What is a “timeless” design?
Mark Perry, Design Director
The Pyramids, the Colosseum and Stonehenge are three of the more common responses when asked to cite examples of truly timeless design. These answers
are not ridiculous. Believe it or not, they all contain design elements that could and should be incorporated in any fit out brief that has “timeless”
underlined, in quotes and italicised. While the term might feel a little generic, almost something you’d blurt out when nothing else comes to
mind, in the case of commercial interiors,
it implies so much more than merely lasting the life of the lease.
If you truly do want an office fit out that draws
hoarse, gasps of admiration from those with a classical bent, you’ll be pleased to know that you can. However, first we should properly define
“timeless”, just to be sure that we’re all talking about the same thing. Then we can talk about how a timeless design can be achieved and what
goes into achieving this sought after look. But first things first.
Timeless is not for everyone
A lot of design based decisions are made without properly seeking answers to questions around brand fit, functionality and target client/stakeholder/team.
Product and services need to be considered as well, in order to get a firm grip on the important difference between “timeless” and “retro” or
Burgers. Not just delicious but also made for sale and mass consumption in burger restaurants, bars, kiosks and cafés. So when modern Burger
restaurant “A” chooses to hearken back to say, the 1950s or 60s by utilising a classic Americana décor complete with juke boxes, some would say their
look is timeless. It isn’t. Major hamburger vendors have only been around since the early 20th century, reaching mainstream
popularity and acceptance in the 50s. So retro yes, timeless no. Retro tends to speak to a particular fashion or a look specific to and
easily identifiable with a defined era. Timelessness features elements that could well find themselves at home in any era. Exposed timber
beams, stone floors, exposed brickwork – you might expect to see these featured throughout the decades and centuries.
Brands that want to convey trust and/or strength may opt for a “timeless” look. Something that communicates the longevity of their legacy and assure
clients, current and future, that they intend to be around for quite some time to come. Banks, insurance companies, the finance sector and government
buildings may all look to establish a timeless feel. Keep in mind though, it’s not all about the outward appearance of the building.
What is the timeless design look all about?
For a fit out in the CBD of a relatively young urban centre, ancient buildings may be a scarcity. However, timeless elements are not and their inclusion
will influence the perception of the space. Not so much to convince the visitor or employee that they have stepped back in time, but simply to
allude to the qualities of perhaps a bygone era. Five tips for achieving this:
- Simplicity is the key here. Uncluttered. Functional items do exactly what they look like they should do. The relationship between
the people that work in this environment and the office itself, is an uncomplicated one.
- Natural elements, it could be argued, have been around almost since time began. Certainly, recorded history tells us that there has always been
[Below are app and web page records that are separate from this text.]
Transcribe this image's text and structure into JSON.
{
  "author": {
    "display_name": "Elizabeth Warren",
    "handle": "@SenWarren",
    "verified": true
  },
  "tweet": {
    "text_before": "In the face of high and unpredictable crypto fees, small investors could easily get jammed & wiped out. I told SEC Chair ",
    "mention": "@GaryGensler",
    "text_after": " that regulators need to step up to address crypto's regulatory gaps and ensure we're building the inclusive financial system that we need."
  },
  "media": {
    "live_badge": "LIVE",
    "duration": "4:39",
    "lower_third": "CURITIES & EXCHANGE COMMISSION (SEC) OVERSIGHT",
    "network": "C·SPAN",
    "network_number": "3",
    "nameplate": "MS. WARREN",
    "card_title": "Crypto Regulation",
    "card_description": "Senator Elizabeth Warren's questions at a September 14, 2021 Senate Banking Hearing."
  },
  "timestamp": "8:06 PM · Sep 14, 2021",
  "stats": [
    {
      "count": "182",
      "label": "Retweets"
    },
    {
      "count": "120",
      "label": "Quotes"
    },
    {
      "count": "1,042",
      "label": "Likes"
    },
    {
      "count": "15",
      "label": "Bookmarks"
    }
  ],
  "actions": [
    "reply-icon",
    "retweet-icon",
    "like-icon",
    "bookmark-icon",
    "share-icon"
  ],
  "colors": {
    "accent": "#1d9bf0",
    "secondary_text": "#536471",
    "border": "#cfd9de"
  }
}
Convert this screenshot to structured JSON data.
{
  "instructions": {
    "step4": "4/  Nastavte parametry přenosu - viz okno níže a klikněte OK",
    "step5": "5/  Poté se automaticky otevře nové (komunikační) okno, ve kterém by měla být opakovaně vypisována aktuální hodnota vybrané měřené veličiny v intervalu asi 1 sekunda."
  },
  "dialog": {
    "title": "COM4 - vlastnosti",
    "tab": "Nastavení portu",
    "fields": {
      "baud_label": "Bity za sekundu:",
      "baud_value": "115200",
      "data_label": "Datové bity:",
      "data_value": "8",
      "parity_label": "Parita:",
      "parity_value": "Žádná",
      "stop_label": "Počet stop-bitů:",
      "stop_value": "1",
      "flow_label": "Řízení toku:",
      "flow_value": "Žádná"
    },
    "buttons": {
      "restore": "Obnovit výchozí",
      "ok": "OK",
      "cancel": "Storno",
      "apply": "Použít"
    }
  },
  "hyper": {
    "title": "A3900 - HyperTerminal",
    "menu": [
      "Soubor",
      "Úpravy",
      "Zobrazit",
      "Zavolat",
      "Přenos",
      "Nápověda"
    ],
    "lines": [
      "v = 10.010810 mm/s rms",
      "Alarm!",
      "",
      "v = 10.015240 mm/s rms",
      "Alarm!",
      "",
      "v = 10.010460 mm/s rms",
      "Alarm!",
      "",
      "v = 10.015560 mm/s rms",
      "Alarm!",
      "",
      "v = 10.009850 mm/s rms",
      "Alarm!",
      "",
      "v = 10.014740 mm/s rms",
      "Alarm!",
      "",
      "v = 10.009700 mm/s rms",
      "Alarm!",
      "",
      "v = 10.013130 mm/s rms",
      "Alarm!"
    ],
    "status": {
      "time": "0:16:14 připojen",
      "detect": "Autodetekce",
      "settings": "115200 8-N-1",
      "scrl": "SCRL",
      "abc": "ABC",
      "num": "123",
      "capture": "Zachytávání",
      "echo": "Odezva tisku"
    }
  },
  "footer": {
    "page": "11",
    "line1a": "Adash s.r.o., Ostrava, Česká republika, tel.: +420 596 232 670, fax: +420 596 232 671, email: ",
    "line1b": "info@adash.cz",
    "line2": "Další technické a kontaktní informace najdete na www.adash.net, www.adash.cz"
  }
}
stone, wood, metals and earth. Making use of one or all of these elements certainly go a long way to establishing a foundation of timelessness.
- Durable elements. See above but also hear this: timeless not only speaks to a bygone era or fixtures that never go out of style. Timeless
also means built to last. Bone china document holders may look particularly striking and impactful but you’d need to set aside a significant
budget for replacements.
- A touch of history. Be it decorative jugs, an item of old world furniture, a fitting or installation of some kind, elements that incorporate
design history confer a sense of gravitas and as mentioned previously, longevity and strength.
- Easy to clean. Three words that have featured on design briefs for thousands of years. As humans with constantly evolving preferences,
wants and whims, we gravitate towards lower maintenance solutions so that activities higher up on the to-do lists can be prioritised. It
sounds simplistic but a fit out that is easy to clean is far more attractive than one that comes with a thick dossier of cleaning and maintenance
The most important question to ask is, how best do I properly represent my client’s brand while advancing their ability to improve work processes, culture
and productivity? That’s the age old question and the right solutions never go out of style.